Given records:
[Start of Attachment]

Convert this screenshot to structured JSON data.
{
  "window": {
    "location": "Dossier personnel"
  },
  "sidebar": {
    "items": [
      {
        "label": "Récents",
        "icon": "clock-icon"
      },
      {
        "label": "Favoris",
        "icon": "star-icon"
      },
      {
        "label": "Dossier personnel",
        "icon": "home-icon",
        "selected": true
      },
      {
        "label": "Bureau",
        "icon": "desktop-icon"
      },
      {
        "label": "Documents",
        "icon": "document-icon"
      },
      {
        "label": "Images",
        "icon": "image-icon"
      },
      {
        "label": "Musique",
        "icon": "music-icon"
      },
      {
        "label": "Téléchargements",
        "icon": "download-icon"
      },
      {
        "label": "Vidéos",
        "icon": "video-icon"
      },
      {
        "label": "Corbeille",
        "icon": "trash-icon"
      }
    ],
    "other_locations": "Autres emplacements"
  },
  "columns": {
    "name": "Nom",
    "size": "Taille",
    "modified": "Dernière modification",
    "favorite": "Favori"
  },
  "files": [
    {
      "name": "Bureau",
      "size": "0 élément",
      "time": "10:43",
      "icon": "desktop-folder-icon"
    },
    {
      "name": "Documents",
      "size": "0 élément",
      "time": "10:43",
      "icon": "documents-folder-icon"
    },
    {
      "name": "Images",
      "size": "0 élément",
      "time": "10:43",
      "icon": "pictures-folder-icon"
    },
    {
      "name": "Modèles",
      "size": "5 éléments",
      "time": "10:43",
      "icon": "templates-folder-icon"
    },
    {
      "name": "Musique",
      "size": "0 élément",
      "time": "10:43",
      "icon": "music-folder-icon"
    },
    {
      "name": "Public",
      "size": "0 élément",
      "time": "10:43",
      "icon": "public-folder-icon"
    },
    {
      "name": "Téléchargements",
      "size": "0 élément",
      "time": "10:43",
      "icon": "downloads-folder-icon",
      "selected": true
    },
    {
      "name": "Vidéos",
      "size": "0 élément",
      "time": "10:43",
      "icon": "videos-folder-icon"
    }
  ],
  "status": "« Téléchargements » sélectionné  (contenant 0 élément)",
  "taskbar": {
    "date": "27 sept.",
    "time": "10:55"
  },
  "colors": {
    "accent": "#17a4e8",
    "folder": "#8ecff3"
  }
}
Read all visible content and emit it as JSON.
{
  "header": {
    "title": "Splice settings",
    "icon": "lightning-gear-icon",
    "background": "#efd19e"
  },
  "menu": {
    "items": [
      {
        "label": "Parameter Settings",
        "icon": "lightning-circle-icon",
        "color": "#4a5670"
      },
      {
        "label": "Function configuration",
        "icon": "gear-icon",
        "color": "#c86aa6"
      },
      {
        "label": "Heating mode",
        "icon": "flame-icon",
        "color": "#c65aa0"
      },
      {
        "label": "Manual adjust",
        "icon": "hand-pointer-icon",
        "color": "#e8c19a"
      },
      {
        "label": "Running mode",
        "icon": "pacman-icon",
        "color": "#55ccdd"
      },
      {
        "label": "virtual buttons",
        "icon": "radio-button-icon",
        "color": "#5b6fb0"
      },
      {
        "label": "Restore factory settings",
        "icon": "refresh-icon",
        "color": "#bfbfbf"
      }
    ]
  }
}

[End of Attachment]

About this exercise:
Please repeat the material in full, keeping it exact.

Written answer:
Convert this screenshot to structured JSON data.
{
  "window": {
    "location": "Dossier personnel"
  },
  "sidebar": {
    "items": [
      {
        "label": "Récents",
        "icon": "clock-icon"
      },
      {
        "label": "Favoris",
        "icon": "star-icon"
      },
      {
        "label": "Dossier personnel",
        "icon": "home-icon",
        "selected": true
      },
      {
        "label": "Bureau",
        "icon": "desktop-icon"
      },
      {
        "label": "Documents",
        "icon": "document-icon"
      },
      {
        "label": "Images",
        "icon": "image-icon"
      },
      {
        "label": "Musique",
        "icon": "music-icon"
      },
      {
        "label": "Téléchargements",
        "icon": "download-icon"
      },
      {
        "label": "Vidéos",
        "icon": "video-icon"
      },
      {
        "label": "Corbeille",
        "icon": "trash-icon"
      }
    ],
    "other_locations": "Autres emplacements"
  },
  "columns": {
    "name": "Nom",
    "size": "Taille",
    "modified": "Dernière modification",
    "favorite": "Favori"
  },
  "files": [
    {
      "name": "Bureau",
      "size": "0 élément",
      "time": "10:43",
      "icon": "desktop-folder-icon"
    },
    {
      "name": "Documents",
      "size": "0 élément",
      "time": "10:43",
      "icon": "documents-folder-icon"
    },
    {
      "name": "Images",
      "size": "0 élément",
      "time": "10:43",
      "icon": "pictures-folder-icon"
    },
    {
      "name": "Modèles",
      "size": "5 éléments",
      "time": "10:43",
      "icon": "templates-folder-icon"
    },
    {
      "name": "Musique",
      "size": "0 élément",
      "time": "10:43",
      "icon": "music-folder-icon"
    },
    {
      "name": "Public",
      "size": "0 élément",
      "time": "10:43",
      "icon": "public-folder-icon"
    },
    {
      "name": "Téléchargements",
      "size": "0 élément",
      "time": "10:43",
      "icon": "downloads-folder-icon",
      "selected": true
    },
    {
      "name": "Vidéos",
      "size": "0 élément",
      "time": "10:43",
      "icon": "videos-folder-icon"
    }
  ],
  "status": "« Téléchargements » sélectionné  (contenant 0 élément)",
  "taskbar": {
    "date": "27 sept.",
    "time": "10:55"
  },
  "colors": {
    "accent": "#17a4e8",
    "folder": "#8ecff3"
  }
}
Read all visible content and emit it as JSON.
{
  "header": {
    "title": "Splice settings",
    "icon": "lightning-gear-icon",
    "background": "#efd19e"
  },
  "menu": {
    "items": [
      {
        "label": "Parameter Settings",
        "icon": "lightning-circle-icon",
        "color": "#4a5670"
      },
      {
        "label": "Function configuration",
        "icon": "gear-icon",
        "color": "#c86aa6"
      },
      {
        "label": "Heating mode",
        "icon": "flame-icon",
        "color": "#c65aa0"
      },
      {
        "label": "Manual adjust",
        "icon": "hand-pointer-icon",
        "color": "#e8c19a"
      },
      {
        "label": "Running mode",
        "icon": "pacman-icon",
        "color": "#55ccdd"
      },
      {
        "label": "virtual buttons",
        "icon": "radio-button-icon",
        "color": "#5b6fb0"
      },
      {
        "label": "Restore factory settings",
        "icon": "refresh-icon",
        "color": "#bfbfbf"
      }
    ]
  }
}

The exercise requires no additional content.